One of the best ways to improving cryptography understanding is to practice so this blog hopes to provide this opportunity with the challenges having various levels of difficulty. Code of the Week occurs once every week on Wednesday with the answer posted/confirmed during the following days.

Good luck - Hopefully this clarifies a few things!

  • Christopher: Cryptography is the science of codes.
  • Alan: Like secret messages?
  • Christopher: Not secret. That’s the brilliant part. Messages that anyone can see, but no one knows what they mean, unless you have the key.
  • Alan: How is that different from talking?
  • Christopher: Talking?
  • Alan: When people talk to each other they never say what they mean. They say something else. And you’re supposed to just know what they mean. Only, I never do. So how is that different?
  • Christopher: Alan, I have a funny feeling that you’re going to be very good at this.
I ♥ mathematics

Thanks for all the positive feedback and new ideas! This is why I love the Tumblr math community. Based on your suggestions and remarks, some other designs:

  • A heart-filled matrix for linear algebra:

  • Cryptography gets a bitstream encoding a heart:

  • Complex analysis with a heart-shaped contour integral:

  • A logical Boolean circuit:

  • Another cardioid for geometry:

Still to do: number theory, algebra, combinatorics, perhaps trigonometry?

Alan Turing, pioneering British computer scientist who theorized the concept of a general purpose computer in 1936 with the hypothetical Turing machine.

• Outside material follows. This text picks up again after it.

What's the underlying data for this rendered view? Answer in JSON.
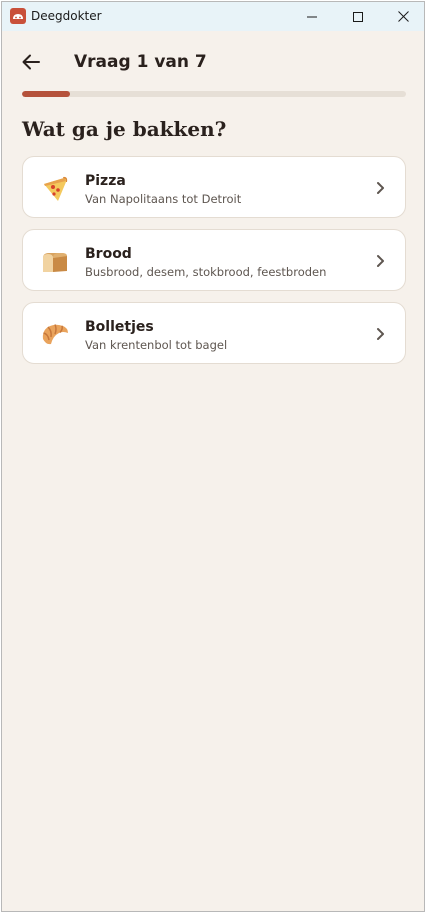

During World War II he made groundbreaking developments in cracking the German Enigma codes and designed the Automatic Computing Engine after the war in 1948. In 1952 Turing was prosecuted for homosexuality and died shortly after in 1954 from cyanide poisoning, ruled suicide by an inquest.